Source data Start Marker
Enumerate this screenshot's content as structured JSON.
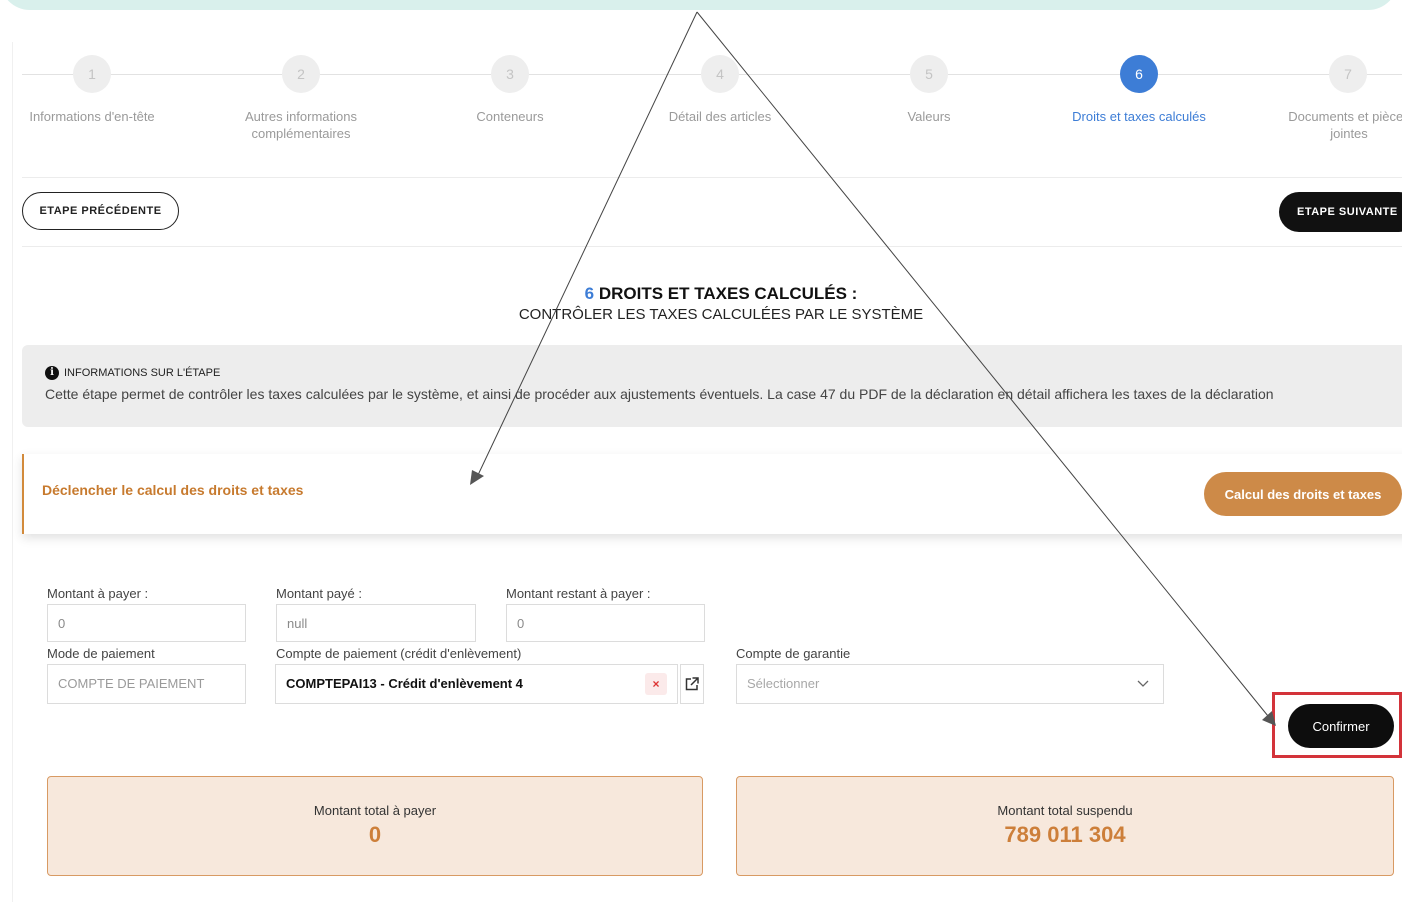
{
  "stepper": {
    "steps": [
      {
        "number": "1",
        "label": "Informations d'en-tête"
      },
      {
        "number": "2",
        "label": "Autres informations complémentaires"
      },
      {
        "number": "3",
        "label": "Conteneurs"
      },
      {
        "number": "4",
        "label": "Détail des articles"
      },
      {
        "number": "5",
        "label": "Valeurs"
      },
      {
        "number": "6",
        "label": "Droits et taxes calculés"
      },
      {
        "number": "7",
        "label": "Documents et pièces jointes"
      }
    ],
    "active_step": 6
  },
  "nav": {
    "prev_label": "ETAPE PRÉCÉDENTE",
    "next_label": "ETAPE SUIVANTE"
  },
  "heading": {
    "step_number": "6",
    "title": "DROITS ET TAXES CALCULÉS :",
    "subtitle": "CONTRÔLER LES TAXES CALCULÉES PAR LE SYSTÈME"
  },
  "info": {
    "icon": "info-icon",
    "heading": "INFORMATIONS SUR L'ÉTAPE",
    "text": "Cette étape permet de contrôler les taxes calculées par le système, et ainsi de procéder aux ajustements éventuels. La case 47 du PDF de la déclaration en détail affichera les taxes de la déclaration"
  },
  "trigger": {
    "label": "Déclencher le calcul des droits et taxes",
    "button": "Calcul des droits et taxes"
  },
  "form": {
    "montant_a_payer": {
      "label": "Montant à payer :",
      "value": "0"
    },
    "montant_paye": {
      "label": "Montant payé :",
      "value": "null"
    },
    "montant_restant": {
      "label": "Montant restant à payer :",
      "value": "0"
    },
    "mode_paiement": {
      "label": "Mode de paiement",
      "value": "COMPTE DE PAIEMENT"
    },
    "compte_paiement": {
      "label": "Compte de paiement (crédit d'enlèvement)",
      "value": "COMPTEPAI13 - Crédit d'enlèvement 4",
      "clear": "×"
    },
    "compte_garantie": {
      "label": "Compte de garantie",
      "placeholder": "Sélectionner"
    }
  },
  "confirm_label": "Confirmer",
  "totals": {
    "a_payer": {
      "label": "Montant total à payer",
      "value": "0"
    },
    "suspendu": {
      "label": "Montant total suspendu",
      "value": "789 011 304"
    }
  },
  "colors": {
    "accent_blue": "#3d7dd6",
    "accent_orange": "#cd8a48",
    "highlight_red": "#d3333a"
  }
}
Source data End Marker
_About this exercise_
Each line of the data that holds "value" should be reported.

_Exercise result_
      "value": "0"
      "value": "null"
      "value": "0"
      "value": "COMPTE DE PAIEMENT"
      "value": "COMPTEPAI13 - Crédit d'enlèvement 4",
      "value": "0"
      "value": "789 011 304"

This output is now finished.